*EXERCISE INSTRUCTIONS*
Read the data that follows. Then repeat it exactly.

*SUPPLIED MATERIAL*

========

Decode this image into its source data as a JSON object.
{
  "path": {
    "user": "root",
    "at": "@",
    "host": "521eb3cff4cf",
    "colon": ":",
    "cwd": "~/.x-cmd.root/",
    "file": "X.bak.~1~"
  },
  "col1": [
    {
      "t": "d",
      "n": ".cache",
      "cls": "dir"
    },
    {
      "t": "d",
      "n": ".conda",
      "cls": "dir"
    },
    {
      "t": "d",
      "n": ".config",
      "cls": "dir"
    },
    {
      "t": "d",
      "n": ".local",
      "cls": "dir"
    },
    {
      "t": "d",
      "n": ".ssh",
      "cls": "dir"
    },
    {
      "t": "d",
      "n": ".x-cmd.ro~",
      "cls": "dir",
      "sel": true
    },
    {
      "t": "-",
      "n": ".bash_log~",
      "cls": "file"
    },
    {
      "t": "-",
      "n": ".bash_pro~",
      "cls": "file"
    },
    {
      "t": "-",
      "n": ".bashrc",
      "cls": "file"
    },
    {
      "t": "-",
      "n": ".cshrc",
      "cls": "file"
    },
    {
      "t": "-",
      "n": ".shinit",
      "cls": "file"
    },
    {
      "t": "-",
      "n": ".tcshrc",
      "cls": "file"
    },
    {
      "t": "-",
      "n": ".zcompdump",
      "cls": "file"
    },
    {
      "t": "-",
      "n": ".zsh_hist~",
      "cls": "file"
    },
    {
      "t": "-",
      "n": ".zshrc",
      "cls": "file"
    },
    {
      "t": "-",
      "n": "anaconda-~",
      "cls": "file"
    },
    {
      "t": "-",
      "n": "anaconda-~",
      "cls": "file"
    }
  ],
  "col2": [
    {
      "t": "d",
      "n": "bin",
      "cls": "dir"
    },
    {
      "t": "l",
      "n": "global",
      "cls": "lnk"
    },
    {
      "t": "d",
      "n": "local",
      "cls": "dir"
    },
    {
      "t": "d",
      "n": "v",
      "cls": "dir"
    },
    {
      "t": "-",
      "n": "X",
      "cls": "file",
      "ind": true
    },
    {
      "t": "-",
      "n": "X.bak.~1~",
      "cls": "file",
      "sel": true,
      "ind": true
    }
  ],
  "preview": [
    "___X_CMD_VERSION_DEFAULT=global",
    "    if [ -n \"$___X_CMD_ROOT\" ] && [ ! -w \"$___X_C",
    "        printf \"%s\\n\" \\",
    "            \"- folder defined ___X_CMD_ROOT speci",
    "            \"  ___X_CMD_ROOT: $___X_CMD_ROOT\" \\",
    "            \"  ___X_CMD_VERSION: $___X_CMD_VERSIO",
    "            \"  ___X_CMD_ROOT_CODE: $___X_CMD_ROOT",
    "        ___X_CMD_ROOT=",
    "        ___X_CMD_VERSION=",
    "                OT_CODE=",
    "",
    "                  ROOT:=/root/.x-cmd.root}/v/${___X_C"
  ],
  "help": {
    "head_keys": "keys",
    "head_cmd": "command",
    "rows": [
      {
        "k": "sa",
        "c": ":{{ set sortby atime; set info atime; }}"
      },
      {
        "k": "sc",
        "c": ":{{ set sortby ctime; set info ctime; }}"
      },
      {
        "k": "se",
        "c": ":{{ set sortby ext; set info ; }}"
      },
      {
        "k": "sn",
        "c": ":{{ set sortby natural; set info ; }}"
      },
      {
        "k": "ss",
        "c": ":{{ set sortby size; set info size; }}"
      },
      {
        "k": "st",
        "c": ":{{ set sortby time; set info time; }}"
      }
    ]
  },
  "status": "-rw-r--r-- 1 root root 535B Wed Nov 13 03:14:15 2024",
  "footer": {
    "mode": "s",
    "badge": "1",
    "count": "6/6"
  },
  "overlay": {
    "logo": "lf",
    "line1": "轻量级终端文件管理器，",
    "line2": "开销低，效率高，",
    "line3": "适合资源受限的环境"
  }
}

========

*WRITTEN REPLY*
Decode this image into its source data as a JSON object.
{
  "path": {
    "user": "root",
    "at": "@",
    "host": "521eb3cff4cf",
    "colon": ":",
    "cwd": "~/.x-cmd.root/",
    "file": "X.bak.~1~"
  },
  "col1": [
    {
      "t": "d",
      "n": ".cache",
      "cls": "dir"
    },
    {
      "t": "d",
      "n": ".conda",
      "cls": "dir"
    },
    {
      "t": "d",
      "n": ".config",
      "cls": "dir"
    },
    {
      "t": "d",
      "n": ".local",
      "cls": "dir"
    },
    {
      "t": "d",
      "n": ".ssh",
      "cls": "dir"
    },
    {
      "t": "d",
      "n": ".x-cmd.ro~",
      "cls": "dir",
      "sel": true
    },
    {
      "t": "-",
      "n": ".bash_log~",
      "cls": "file"
    },
    {
      "t": "-",
      "n": ".bash_pro~",
      "cls": "file"
    },
    {
      "t": "-",
      "n": ".bashrc",
      "cls": "file"
    },
    {
      "t": "-",
      "n": ".cshrc",
      "cls": "file"
    },
    {
      "t": "-",
      "n": ".shinit",
      "cls": "file"
    },
    {
      "t": "-",
      "n": ".tcshrc",
      "cls": "file"
    },
    {
      "t": "-",
      "n": ".zcompdump",
      "cls": "file"
    },
    {
      "t": "-",
      "n": ".zsh_hist~",
      "cls": "file"
    },
    {
      "t": "-",
      "n": ".zshrc",
      "cls": "file"
    },
    {
      "t": "-",
      "n": "anaconda-~",
      "cls": "file"
    },
    {
      "t": "-",
      "n": "anaconda-~",
      "cls": "file"
    }
  ],
  "col2": [
    {
      "t": "d",
      "n": "bin",
      "cls": "dir"
    },
    {
      "t": "l",
      "n": "global",
      "cls": "lnk"
    },
    {
      "t": "d",
      "n": "local",
      "cls": "dir"
    },
    {
      "t": "d",
      "n": "v",
      "cls": "dir"
    },
    {
      "t": "-",
      "n": "X",
      "cls": "file",
      "ind": true
    },
    {
      "t": "-",
      "n": "X.bak.~1~",
      "cls": "file",
      "sel": true,
      "ind": true
    }
  ],
  "preview": [
    "___X_CMD_VERSION_DEFAULT=global",
    "    if [ -n \"$___X_CMD_ROOT\" ] && [ ! -w \"$___X_C",
    "        printf \"%s\\n\" \\",
    "            \"- folder defined ___X_CMD_ROOT speci",
    "            \"  ___X_CMD_ROOT: $___X_CMD_ROOT\" \\",
    "            \"  ___X_CMD_VERSION: $___X_CMD_VERSIO",
    "            \"  ___X_CMD_ROOT_CODE: $___X_CMD_ROOT",
    "        ___X_CMD_ROOT=",
    "        ___X_CMD_VERSION=",
    "                OT_CODE=",
    "",
    "                  ROOT:=/root/.x-cmd.root}/v/${___X_C"
  ],
  "help": {
    "head_keys": "keys",
    "head_cmd": "command",
    "rows": [
      {
        "k": "sa",
        "c": ":{{ set sortby atime; set info atime; }}"
      },
      {
        "k": "sc",
        "c": ":{{ set sortby ctime; set info ctime; }}"
      },
      {
        "k": "se",
        "c": ":{{ set sortby ext; set info ; }}"
      },
      {
        "k": "sn",
        "c": ":{{ set sortby natural; set info ; }}"
      },
      {
        "k": "ss",
        "c": ":{{ set sortby size; set info size; }}"
      },
      {
        "k": "st",
        "c": ":{{ set sortby time; set info time; }}"
      }
    ]
  },
  "status": "-rw-r--r-- 1 root root 535B Wed Nov 13 03:14:15 2024",
  "footer": {
    "mode": "s",
    "badge": "1",
    "count": "6/6"
  },
  "overlay": {
    "logo": "lf",
    "line1": "轻量级终端文件管理器，",
    "line2": "开销低，效率高，",
    "line3": "适合资源受限的环境"
  }
}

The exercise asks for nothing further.